New figures released by the National Farmers’ Union (NFU) show that fly-tipping on private land has increased by 45 per cent since June 2011.
The figures, which were released in the ‘NFU Fly-Tip Recording Report Y2’ to coincide with Defra’s fly-tipping summit on 26 July, counter the government’s statistics that show fly-tipping on public land to be on the decrease. The NFU state that there could be a growing trend in opportunistic fly-tipping, possibly as a result of increased fees at licensed sites, or changes to their opening hours.
Between June 2011 and May 2012, 168 incidents of fly-tipping were reported on private land (45 per cent higher than the year before), costing farmers as much as £1,200 to clear up each incident. Over half of the waste dumped was found to be household waste.
NFU environment policy adviser Nicola Dunn said: “Our members rightly feel they are the victims of this growing trend in fly-tipping, which costs them both time and money. It is incredibly unfair that the responsibility of clearing up after those who are flouting the law lies solely with landowners.
“We hope this report and [Friday’s] summit will start the ball rolling in ensuring our members, and other private landowners, get a fair deal. If they do have to clean up after those who have no respect for the countryside whatsoever, there should be a support mechanism in place so that they can deal with the problem with minimal disruption and cost. We aren’t asking for much but now is the time to act.”
At the summit, NFU put forward recommendations to change legislation that included:
1. Landowners who clear tips and transport the waste to a local authority disposal site should be provided with a free of charge disposal for the fly-tipped waste;
2. Local authorities should recognise that their own waste policies can have an impact on the amount of fly-tipping in a local area, so they should be part of the solution too – regardless of whether the land is private or public;
3. The FlyCapture database to be used to record fly-tipping incidents, including those on private land. The data would be used to monitor progress, assess trends and investigate the impact of waste policies.
Speaking ahead of the summit last week, ESA’s Director General, Barry Dennis commented: “I am pleased to be attending Thursday’s summit, but I don’t think that the sheer scale of the fly-tipping that blights our communities is fully appreciated. About half a million tonnes of waste was illegally dumped last year - if this was piled up it would more than fill the Olympics Aquatics Centre - the second largest Olympic venue.
“There has been a real effort to clean up Britain for the Olympics but those who fly-tip are degrading the local environment day in-day out. The cost of clearing up fly-tipped waste is very substantial, pollution can result and legitimate waste companies lose business… The summit needs to emphasise a zero-tolerance approach to fly-tipping. A good start would be much higher fines for those caught - in 2010/2011 the majority of fines were between £51-£200 and this is just not enough.”

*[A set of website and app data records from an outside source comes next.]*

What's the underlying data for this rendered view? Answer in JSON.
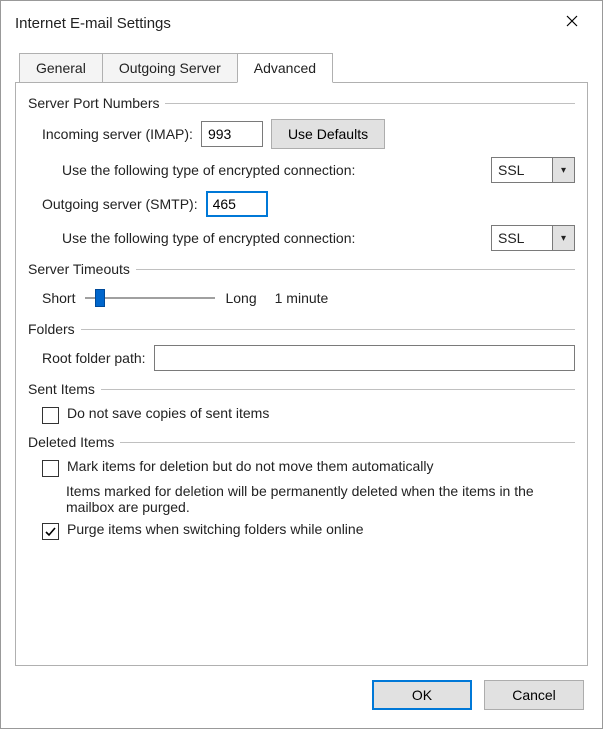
{
  "window": {
    "title": "Internet E-mail Settings"
  },
  "tabs": {
    "general": "General",
    "outgoing": "Outgoing Server",
    "advanced": "Advanced"
  },
  "groups": {
    "server_ports": "Server Port Numbers",
    "server_timeouts": "Server Timeouts",
    "folders": "Folders",
    "sent_items": "Sent Items",
    "deleted_items": "Deleted Items"
  },
  "labels": {
    "incoming_imap": "Incoming server (IMAP):",
    "use_defaults": "Use Defaults",
    "enc_type_prompt": "Use the following type of encrypted connection:",
    "outgoing_smtp": "Outgoing server (SMTP):",
    "short": "Short",
    "long": "Long",
    "root_folder": "Root folder path:",
    "do_not_save_sent": "Do not save copies of sent items",
    "mark_delete": "Mark items for deletion but do not move them automatically",
    "mark_delete_help": "Items marked for deletion will be permanently deleted when the items in the mailbox are purged.",
    "purge_switch": "Purge items when switching folders while online",
    "ok": "OK",
    "cancel": "Cancel"
  },
  "values": {
    "imap_port": "993",
    "smtp_port": "465",
    "imap_encryption": "SSL",
    "smtp_encryption": "SSL",
    "timeout_display": "1 minute",
    "root_folder_path": ""
  },
  "checks": {
    "do_not_save_sent": false,
    "mark_delete": false,
    "purge_switch": true
  }
}
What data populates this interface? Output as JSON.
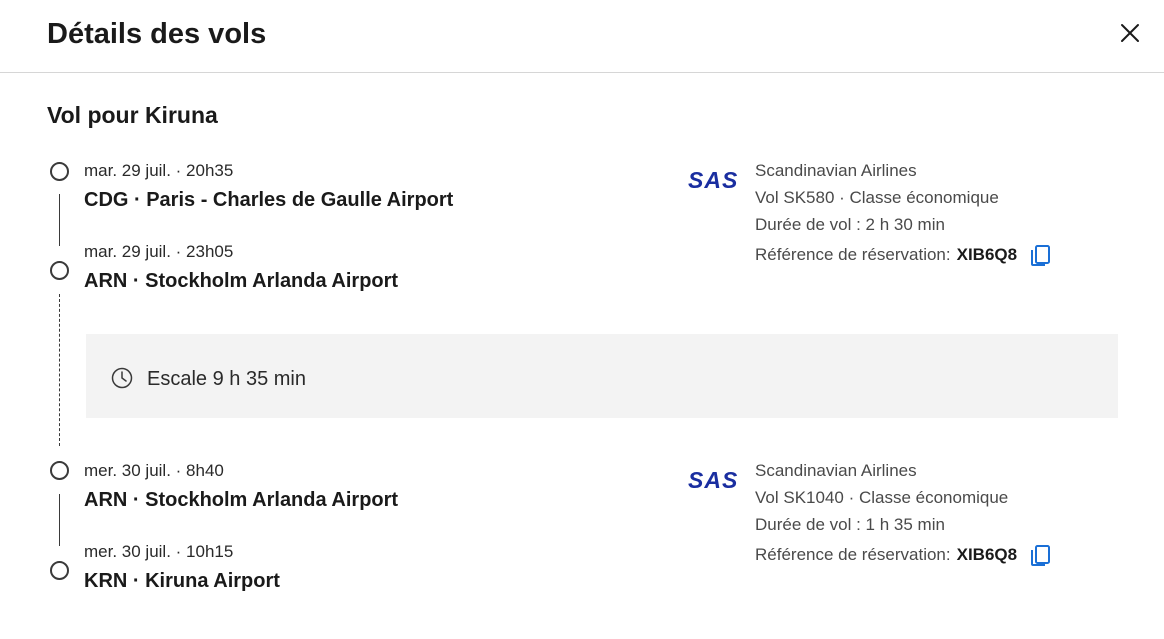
{
  "header": {
    "title": "Détails des vols",
    "close_icon": "close-icon"
  },
  "trip": {
    "section_title": "Vol pour Kiruna",
    "segments": [
      {
        "departure_time": "mar. 29 juil. · 20h35",
        "departure_airport": "CDG · Paris - Charles de Gaulle Airport",
        "arrival_time": "mar. 29 juil. · 23h05",
        "arrival_airport": "ARN · Stockholm Arlanda Airport",
        "airline_logo": "SAS",
        "airline": "Scandinavian Airlines",
        "flight": "Vol SK580 · Classe économique",
        "duration": "Durée de vol : 2 h 30 min",
        "ref_label": "Référence de réservation:",
        "ref_code": "XIB6Q8"
      },
      {
        "departure_time": "mer. 30 juil. · 8h40",
        "departure_airport": "ARN · Stockholm Arlanda Airport",
        "arrival_time": "mer. 30 juil. · 10h15",
        "arrival_airport": "KRN · Kiruna Airport",
        "airline_logo": "SAS",
        "airline": "Scandinavian Airlines",
        "flight": "Vol SK1040 · Classe économique",
        "duration": "Durée de vol : 1 h 35 min",
        "ref_label": "Référence de réservation:",
        "ref_code": "XIB6Q8"
      }
    ],
    "layover": {
      "icon": "clock-icon",
      "text": "Escale 9 h 35 min"
    }
  },
  "colors": {
    "logo_blue": "#1a2ea0",
    "copy_icon_blue": "#1a6fd6",
    "layover_bg": "#f3f3f3"
  }
}
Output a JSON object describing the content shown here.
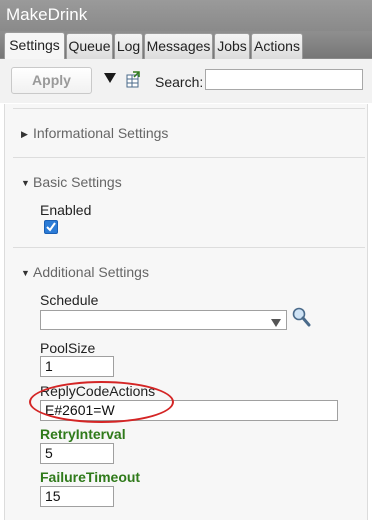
{
  "window": {
    "title": "MakeDrink"
  },
  "tabs": [
    {
      "label": "Settings",
      "active": true
    },
    {
      "label": "Queue"
    },
    {
      "label": "Log"
    },
    {
      "label": "Messages"
    },
    {
      "label": "Jobs"
    },
    {
      "label": "Actions"
    }
  ],
  "toolbar": {
    "apply_label": "Apply",
    "search_label": "Search:",
    "search_value": ""
  },
  "sections": {
    "informational": {
      "title": "Informational Settings",
      "expanded": false
    },
    "basic": {
      "title": "Basic Settings",
      "expanded": true
    },
    "additional": {
      "title": "Additional Settings",
      "expanded": true
    }
  },
  "fields": {
    "enabled": {
      "label": "Enabled",
      "checked": true
    },
    "schedule": {
      "label": "Schedule",
      "value": ""
    },
    "pool_size": {
      "label": "PoolSize",
      "value": "1"
    },
    "reply_code_actions": {
      "label": "ReplyCodeActions",
      "value": "E#2601=W"
    },
    "retry_interval": {
      "label": "RetryInterval",
      "value": "5"
    },
    "failure_timeout": {
      "label": "FailureTimeout",
      "value": "15"
    }
  },
  "colors": {
    "modified_label": "#2f7a1a",
    "highlight": "#d42525",
    "checkbox": "#2b7bd6"
  }
}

The fly-tipping report on private land can be found on the NFU website.